**Assigned task**
Copy out the listing that follows exactly, dropping every picture.
--- --- ---
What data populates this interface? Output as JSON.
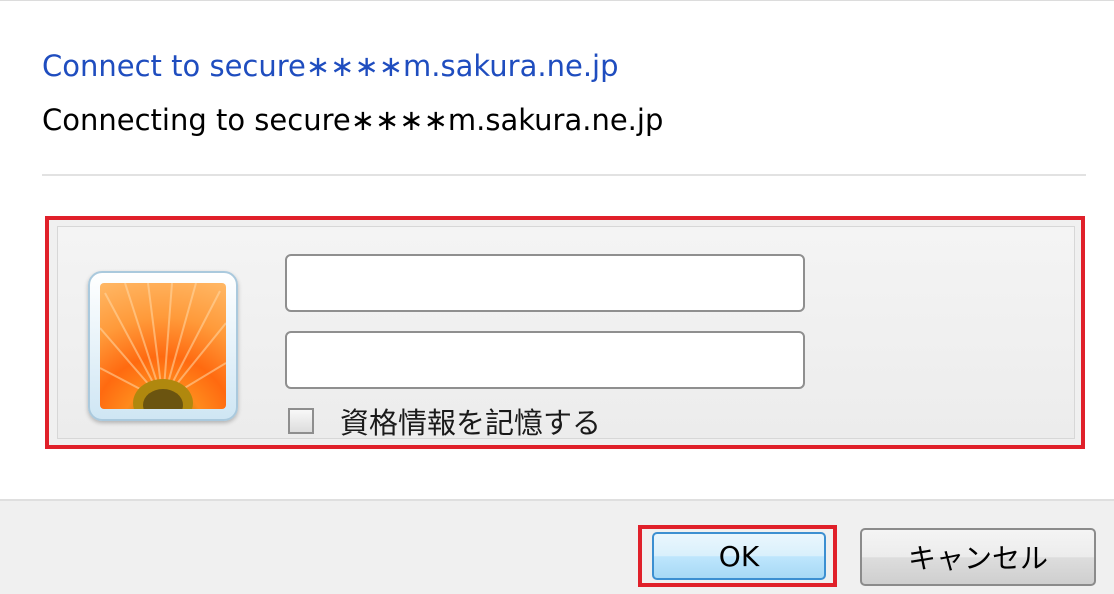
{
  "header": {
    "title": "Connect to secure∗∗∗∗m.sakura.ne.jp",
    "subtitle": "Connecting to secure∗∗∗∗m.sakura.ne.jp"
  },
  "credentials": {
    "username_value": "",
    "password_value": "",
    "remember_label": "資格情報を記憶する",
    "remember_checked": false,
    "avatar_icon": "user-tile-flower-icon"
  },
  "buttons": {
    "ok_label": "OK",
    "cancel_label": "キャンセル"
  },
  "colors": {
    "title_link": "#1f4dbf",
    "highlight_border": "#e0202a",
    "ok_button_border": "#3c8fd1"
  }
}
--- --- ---
**Output for this exercise**
What data populates this interface? Output as JSON.
{
  "header": {
    "title": "Connect to secure∗∗∗∗m.sakura.ne.jp",
    "subtitle": "Connecting to secure∗∗∗∗m.sakura.ne.jp"
  },
  "credentials": {
    "username_value": "",
    "password_value": "",
    "remember_label": "資格情報を記憶する",
    "remember_checked": false,
    "avatar_icon": "user-tile-flower-icon"
  },
  "buttons": {
    "ok_label": "OK",
    "cancel_label": "キャンセル"
  },
  "colors": {
    "title_link": "#1f4dbf",
    "highlight_border": "#e0202a",
    "ok_button_border": "#3c8fd1"
  }
}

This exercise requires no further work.